  • Rate Allthenticate from 0 to 10 without considering any malfunctioning you’ve experienced, e.g. low connection time, BLE problems (rate the concept itself)

  • Rate Allthenticate from 0 to 10 considering malfunctioning problems you may have experienced, e.g. low connection time, BLE problems

Another big goal for us is to push the logging to all users, as currently it’s only active on test phones in the office. The main roadblock here is getting SSL working so that customer data is secure, but this is close to being implemented and will turn our 6-7 user dataset into 100’s of users, which might give us additional challenges with visualization that we want to tackle. SSL security has been implemented within the phone app and our server that records the logs, and is currently blocked by the backend system used to forward the logs to our database. The addition of more users will present new challenges, as the number of logs generated will likely be in the hundreds of thousands weekly. To preempt the strain this puts on our current data pipeline, we are aiming to have our dashboard and graphing code run on a more powerful server continuously.

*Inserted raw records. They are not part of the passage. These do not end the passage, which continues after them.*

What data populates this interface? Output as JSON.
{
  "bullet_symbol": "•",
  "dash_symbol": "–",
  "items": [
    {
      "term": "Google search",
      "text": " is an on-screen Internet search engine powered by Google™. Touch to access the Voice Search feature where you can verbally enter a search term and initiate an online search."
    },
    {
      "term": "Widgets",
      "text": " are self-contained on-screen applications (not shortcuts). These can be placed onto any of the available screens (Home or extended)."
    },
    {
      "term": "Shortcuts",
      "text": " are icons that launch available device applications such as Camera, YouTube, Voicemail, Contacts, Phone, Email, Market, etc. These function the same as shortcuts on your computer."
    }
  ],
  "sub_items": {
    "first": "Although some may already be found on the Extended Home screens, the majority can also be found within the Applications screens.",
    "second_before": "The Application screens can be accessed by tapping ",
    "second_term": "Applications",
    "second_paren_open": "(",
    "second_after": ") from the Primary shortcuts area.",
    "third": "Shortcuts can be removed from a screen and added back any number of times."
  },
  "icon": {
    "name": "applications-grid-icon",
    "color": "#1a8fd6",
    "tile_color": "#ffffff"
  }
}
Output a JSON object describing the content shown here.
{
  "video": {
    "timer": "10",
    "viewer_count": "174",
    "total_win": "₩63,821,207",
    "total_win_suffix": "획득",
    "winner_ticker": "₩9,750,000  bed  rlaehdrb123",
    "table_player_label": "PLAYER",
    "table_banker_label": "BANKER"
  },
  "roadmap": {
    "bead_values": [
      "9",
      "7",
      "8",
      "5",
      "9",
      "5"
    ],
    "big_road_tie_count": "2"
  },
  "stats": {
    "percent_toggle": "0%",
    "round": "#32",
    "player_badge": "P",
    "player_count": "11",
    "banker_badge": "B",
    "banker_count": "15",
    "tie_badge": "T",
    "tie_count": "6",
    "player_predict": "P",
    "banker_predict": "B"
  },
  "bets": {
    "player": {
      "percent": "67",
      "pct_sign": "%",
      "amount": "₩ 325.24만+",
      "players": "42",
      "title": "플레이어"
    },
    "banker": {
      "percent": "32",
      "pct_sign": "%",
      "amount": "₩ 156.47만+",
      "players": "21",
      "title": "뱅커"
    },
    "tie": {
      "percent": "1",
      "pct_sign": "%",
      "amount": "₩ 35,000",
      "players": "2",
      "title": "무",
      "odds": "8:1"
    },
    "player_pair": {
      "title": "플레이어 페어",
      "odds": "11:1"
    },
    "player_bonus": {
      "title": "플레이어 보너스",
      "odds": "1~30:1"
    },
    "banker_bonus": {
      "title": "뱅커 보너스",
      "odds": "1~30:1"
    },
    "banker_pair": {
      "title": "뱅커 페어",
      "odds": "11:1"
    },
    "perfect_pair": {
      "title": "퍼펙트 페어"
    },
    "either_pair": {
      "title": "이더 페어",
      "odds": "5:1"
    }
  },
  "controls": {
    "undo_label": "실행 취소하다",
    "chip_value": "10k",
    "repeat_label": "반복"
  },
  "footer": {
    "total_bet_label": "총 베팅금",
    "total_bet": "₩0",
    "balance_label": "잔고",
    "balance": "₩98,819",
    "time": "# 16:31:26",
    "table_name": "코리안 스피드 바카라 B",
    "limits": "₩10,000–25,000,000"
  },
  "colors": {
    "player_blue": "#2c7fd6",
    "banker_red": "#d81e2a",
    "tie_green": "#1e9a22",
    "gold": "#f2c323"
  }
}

Our overarching plan is to eventually integrate our dashboard into an Allthenticate employee portal that can allow employees to look at the company’s data, whether it be for marketing, business analysis, or bug-fixing purposes.